Florida’s dire financial situation is already taking a massive toll on the State University System (SUS). While many member institutions have already taken drastic steps to scale back their respective budgets, misspending on new programs may do the most damage to the SUS system.
An article in Monday’s St. Petersburg Times chronicles a disturbing scenario in which upstart medical programs at the University of Central Florida and Florida International University are receiving funds from the state that are disproportionate to those being received by schools with medical programs already in place.
It was reported that the University of Florida, the gem of Florida’s SUS, is in danger of losing accreditation because of overcrowding and a lack of necessary resources. USF’s College of Medicine is in a similar situation, having an established program that is not receiving funding equal to the upstarts.
The argument against developing the medical programs at UCF and FIU is not grounded in a belief that one school is more deserving of a particular program than another, it is based on the illogical nature of the funding they are receiving. Creating new programs that are only hours away from similar ones provided by other state institutions only creates a homogenous university system.

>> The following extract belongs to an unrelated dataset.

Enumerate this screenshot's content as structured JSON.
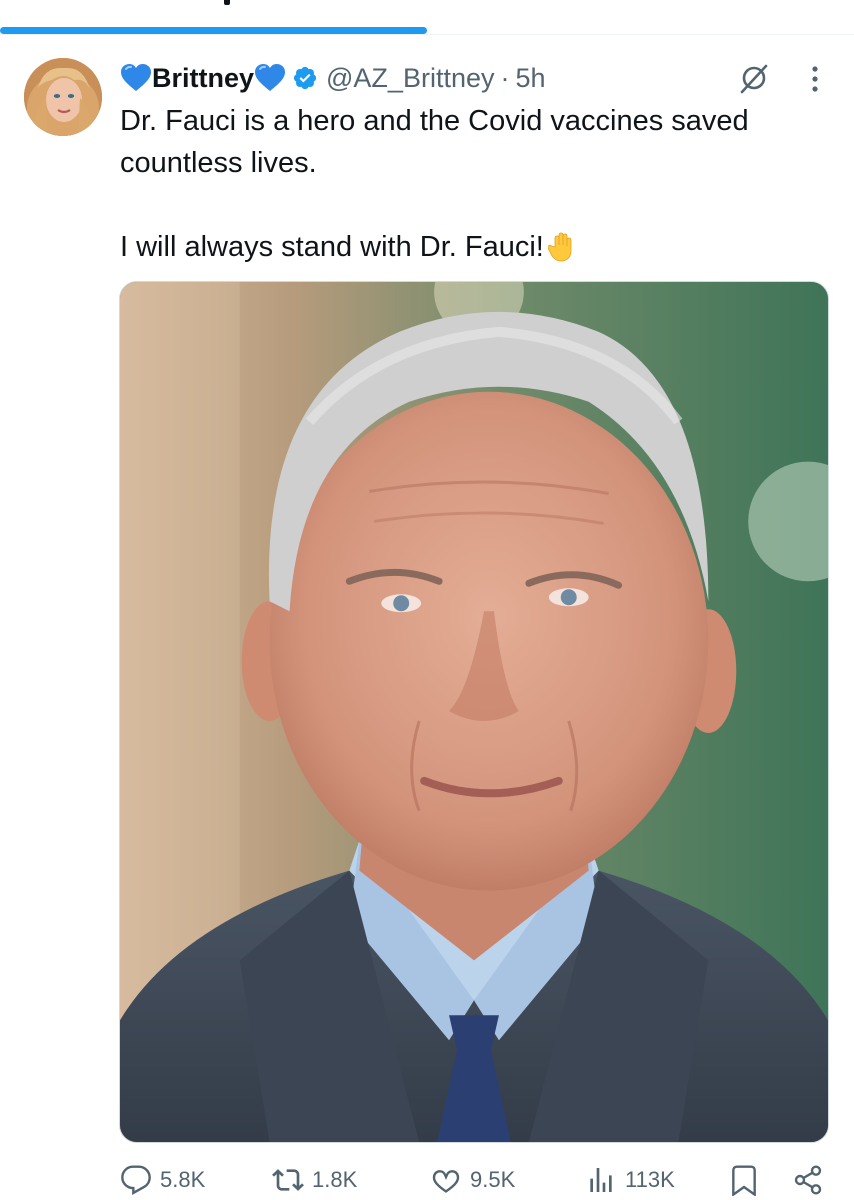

The strength of having a university system is the diversity provided by its member institutions. The City University of New York serves as a perfect example, because it uses 23 different universities to provide access to a well-rounded education. Each four-year university in the CUNY system provides a solid core of bachelor’s degrees, but different schools focus on different subjects. Those who seek to focus on business will attend one school that specializes in the subject, while those who plan to become nurses will apply elsewhere. The funding and tuition are the same, but the universities’ differences allow the best use of faculty and resources.
Members of the programs at UF and USF are not arguing that the younger programs should not be funded by the state, but that the already-established programs should receive an equivalent amount.

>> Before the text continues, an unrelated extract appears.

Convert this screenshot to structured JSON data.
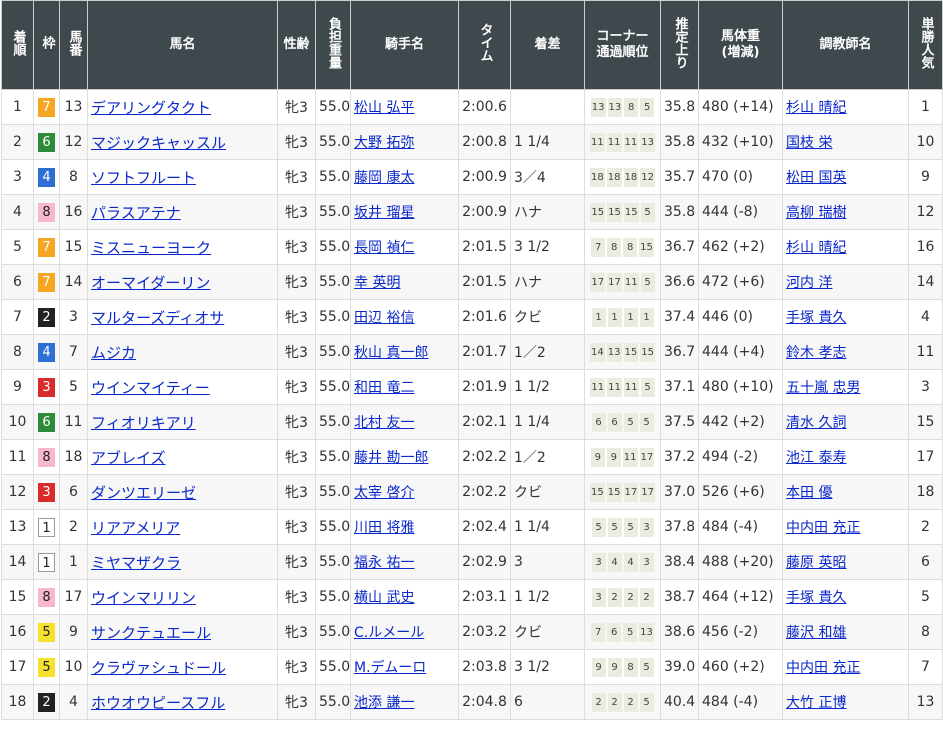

“We’re not asking them to take away money from other medical schools, we’re asking them to grow the pie and give us our fair share,” Dr. Bruce Kone, Dean of the UF medical school said to the Times.

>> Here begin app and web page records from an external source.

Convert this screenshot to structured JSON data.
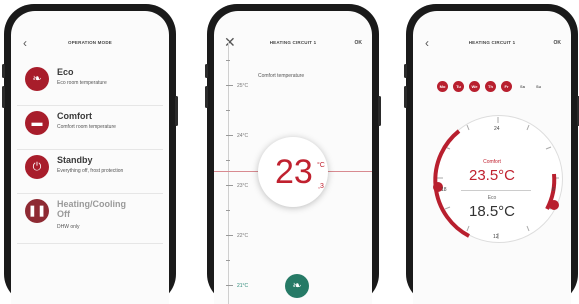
{
  "colors": {
    "accent": "#b81f2e",
    "eco_green": "#267a66",
    "phone_frame": "#1a1a1a"
  },
  "operation_mode": {
    "title": "OPERATION MODE",
    "back_icon": "chevron-left-icon",
    "modes": [
      {
        "name": "Eco",
        "description": "Eco room temperature",
        "icon": "leaf-icon"
      },
      {
        "name": "Comfort",
        "description": "Comfort room temperature",
        "icon": "bed-icon"
      },
      {
        "name": "Standby",
        "description": "Everything off, frost protection",
        "icon": "power-icon"
      },
      {
        "name": "Heating/Cooling Off",
        "description": "DHW only",
        "icon": "pause-icon"
      }
    ]
  },
  "heating_circuit_temp": {
    "title": "HEATING CIRCUIT 1",
    "ok": "OK",
    "close_icon": "close-icon",
    "label": "Comfort temperature",
    "scale": [
      "25°C",
      "24°C",
      "23°C",
      "22°C",
      "21°C"
    ],
    "temp_int": "23",
    "temp_unit": "°C",
    "temp_dec": ",3",
    "eco_button_icon": "leaf-icon"
  },
  "heating_circuit_schedule": {
    "title": "HEATING CIRCUIT 1",
    "ok": "OK",
    "back_icon": "chevron-left-icon",
    "days": [
      "Mo",
      "Tu",
      "We",
      "Th",
      "Fr",
      "Sa",
      "Su"
    ],
    "active_days": 5,
    "dial_labels": [
      "24",
      "6",
      "12",
      "18"
    ],
    "comfort_label": "Comfort",
    "comfort_value": "23.5°C",
    "eco_label": "Eco",
    "eco_value": "18.5°C"
  }
}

The programs at UCF and FIU should not be abandoned, but they should be re-evaluated and possibly delayed until the state finds a way to resolve SUS’ financial problems.
If the state is unable – or unwilling – to fund each school’s medical program equally, it should be demanded that SUS reconsider the necessity of the new programs.